Romney next visted a Somers Furniture warehouse, but not for a new ottoman. The former Massachusetts governor campaigned for the first time with Nevada Governor Brian Sandoval, a rising star in the Republican party who originally backed Texas Governor Rick Perry early in the primary campaign.

Romney took aim at President Barack Obama's 2009 comments not to "blow a bunch of cash in Vegas," by pledging his love for the city, which helped deliver a major caucus win for the all-but-certain Republican nominee back in February.

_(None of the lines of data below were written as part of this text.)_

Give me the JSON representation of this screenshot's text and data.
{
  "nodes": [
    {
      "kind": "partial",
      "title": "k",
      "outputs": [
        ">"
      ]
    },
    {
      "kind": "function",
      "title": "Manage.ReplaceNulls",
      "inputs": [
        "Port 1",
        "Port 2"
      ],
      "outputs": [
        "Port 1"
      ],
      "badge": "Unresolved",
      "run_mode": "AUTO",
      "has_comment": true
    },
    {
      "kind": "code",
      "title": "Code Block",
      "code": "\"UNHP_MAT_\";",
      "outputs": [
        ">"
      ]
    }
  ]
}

"I'm counting on you guys to go out and make sure that you elect a president who tells people to come to Las Vegas, not to stay away from Las Vegas. Who gets us on the track to have a strong and vibrant economy again," Romney said.

As Romney continued to attack the president as "hostile" to business, he veered into new territory, passing along the story of a restaurant owner he met with in a closed-door roundtable who suggested adding a new provision to the constitutional requirements of the presidency: time in business.

"I’d like to have a provision in the Constitution that in addition to the age of the president and the citizenship of the president and the birthplace of the president being set by the Constitution, I’d like it also to say that the president has to spend at least three years working in business before he could become President of the United States," Romney quoted the restauranteur as saying. "You see then he or she would understand that the policies they’re putting in place have to encourage small business, make it easier for business to grow."

And perhaps no man is more embroiled over the constitutional requirements of the presidency than Romney's host at his final Vegas event of the day, Donald Trump, who today doubled-down on his controversial beliefs that President Obama's birth certificate may be fraudulent, telling CNN that "a lot of people don't agree with that birth certificate," a charge host Wolf Blitzer labeled "ridiculous."

Trump hosted the fundraiser for Romney tonight at the Trump International Hotel just off the Las Vegas strip with a top asking price of $50,000. Trump spokesman Michael Cohen said the event tonight could raise "millions" for Romney campaign's victory fund.

Among the guests was Newt Gingrich who said, “We believe this is an American-born, job-killing president.”

Answering a question about Trump, he continued: “Others believe he was born elsewhere and kills jobs. But Obama is a jobs-killing president. He was born in Hawaii. That doesn’t affect that he is killing jobs.”